Scotiabank announces a profit, and hikes its dividend. The bank is the last of the Big Six Canadian banks to report its first-quarter earnings, in an early-morning announcement today. The Bank of Nova Scotia announced a $1.726-billion net profit, up one per cent, and hiked its dividend by two cents. However, the earnings came in slightly below expectations. Last week’s bank earning reports were overall stronger than expected—with RBC even posting record quarterly earnings—despite forecasts that the major banks would be feeling the burn from a rate cut and cutbacks in the energy industry.
It pays to be a tech titan. Bill Gates may still be perched at the top of the world’s rich list, but he is increasingly joined by younger tech names, from the founder of Snapchat to the men behind Uber. As the Globe points out, seven of the world’s 15 richest “self-made billionaires” are now from the tech world, with a combined wealth of more than $425 billion, a pot of money that increased by more than 10 per cent last year alone. While there were massive IPOs last year, including for the e-commerce site Alibaba, other companies, particularly Uber, have eschewed public offerings as money has just continued to roll in. The spotlight is on the tech world this week (if the spotlight ever goes off is another question) for the World Mobile Congress in Barcelona, where Google’s Sundar Pichai announced yesterday that the company wants to found its own mobile network in the U.S. Pichai said the tech company’s efforts would be on a small scale and experimental, but those words may not convince the largest American operators, after Google was said to have held talks with two of its smaller competitors.
Are Canadian factories slowing down? So say yesterday’s manufacturing numbers, released in an RBC index, which reported that manufacturing growth across the country fell below the 50 mark that separates growth from contraction, to 48.7, in February. That’s the lowest rate in the survey’s history; granted, the survey has only been around for three years. The index came the same day as Statistics Canada’s release of fourth-quarter balance of international payments showed that foreign investors had divested $3.5 billion in equity, while buying up $3.7 billion in debt.

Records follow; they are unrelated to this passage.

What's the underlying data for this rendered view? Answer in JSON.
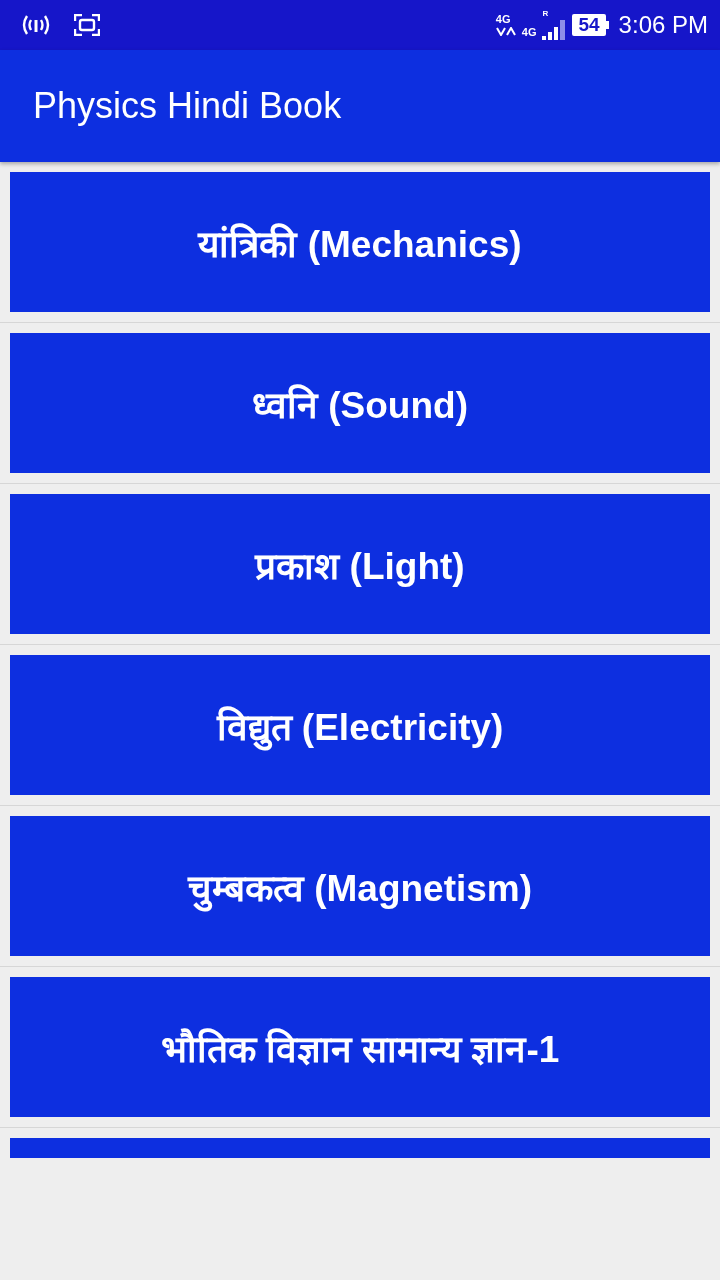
{
  "status_bar": {
    "network_labels": [
      "4G",
      "4G",
      "R"
    ],
    "battery": "54",
    "time": "3:06 PM"
  },
  "app_bar": {
    "title": "Physics Hindi Book"
  },
  "topics": [
    {
      "kind": "button",
      "label": "यांत्रिकी (Mechanics)"
    },
    {
      "kind": "button",
      "label": "ध्वनि (Sound)"
    },
    {
      "kind": "button",
      "label": "प्रकाश (Light)"
    },
    {
      "kind": "button",
      "label": "विद्युत (Electricity)"
    },
    {
      "kind": "button",
      "label": "चुम्बकत्व (Magnetism)"
    },
    {
      "kind": "button",
      "label": "भौतिक विज्ञान सामान्य ज्ञान-1"
    },
    {
      "kind": "cut-off"
    }
  ]
}
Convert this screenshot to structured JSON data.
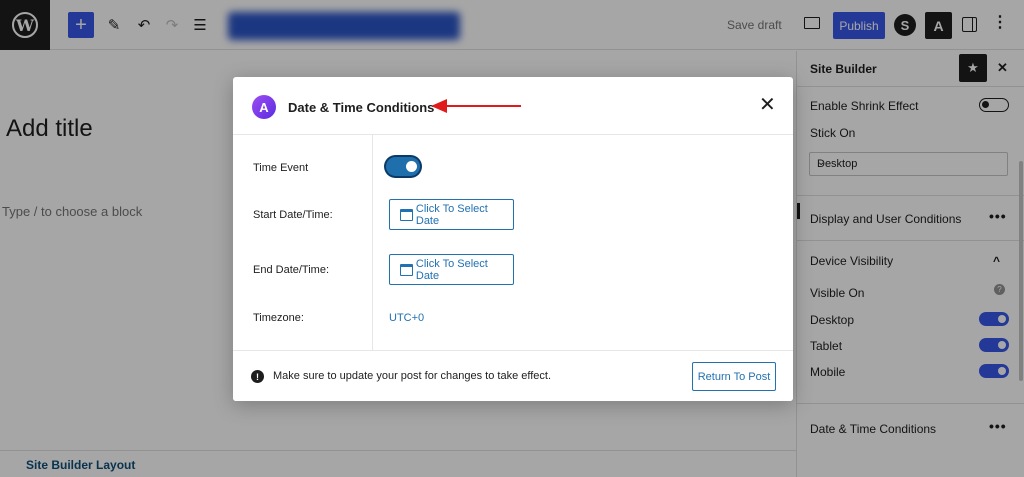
{
  "topbar": {
    "wp_logo": "W",
    "add_label": "+",
    "edit_icon": "✎",
    "undo_icon": "↶",
    "redo_icon": "↷",
    "list_icon": "☰",
    "save_draft": "Save draft",
    "publish": "Publish",
    "brand_s": "S",
    "brand_a": "A",
    "more_icon": "⋮"
  },
  "editor": {
    "title_placeholder": "Add title",
    "block_hint": "Type / to choose a block",
    "layout_label": "Site Builder Layout"
  },
  "sidebar": {
    "title": "Site Builder",
    "star": "★",
    "close": "✕",
    "shrink_label": "Enable Shrink Effect",
    "stick_on_label": "Stick On",
    "stick_on_value": "Desktop",
    "chevron": "⌄",
    "display_user_conditions": "Display and User Conditions",
    "dots": "•••",
    "device_visibility": "Device Visibility",
    "collapse": "^",
    "visible_on": "Visible On",
    "help": "?",
    "devices": [
      "Desktop",
      "Tablet",
      "Mobile"
    ],
    "date_time_conditions": "Date & Time Conditions"
  },
  "modal": {
    "logo": "A",
    "title": "Date & Time Conditions",
    "close": "✕",
    "time_event_label": "Time Event",
    "start_label": "Start Date/Time:",
    "end_label": "End Date/Time:",
    "select_date": "Click To Select Date",
    "timezone_label": "Timezone:",
    "timezone_value": "UTC+0",
    "warn_icon": "!",
    "warning": "Make sure to update your post for changes to take effect.",
    "return_button": "Return To Post"
  },
  "colors": {
    "accent": "#3858e9",
    "link": "#2271b1",
    "arrow": "#e01b1b"
  }
}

The report also undermined hope that the oil rout was being plugged by an increase in exports: The current account deficit widened by $4.3 billion, hitting almost $14 billion last quarter. The loonie fell 0.20 cents by the end of the day.
There are more men named John than there are women running big American companies. You read that right. Among the heads of the 1,500 S&P companies, the name John is more common than the female gender, and men named either John, Robert, William or James are four times more common than women. The New York Times’ Upshot contributor, Justin Wolfers, coined the rating system for what he calls the Glass Ceiling Index, also applying it to Supreme Court justices, as well as professions in American politics and academic economics.
Need to know:
TSX: 15,264.05 (+29.71), Monday
Loonie: 79.78 (0.20 cents), Monday
Oil (WTI): $50.37, Tuesday (7 a.m.)
*Correction: For the Scotiabank numbers, I originally put $1.726 million– this is in fact $1.726 billion. Apologies!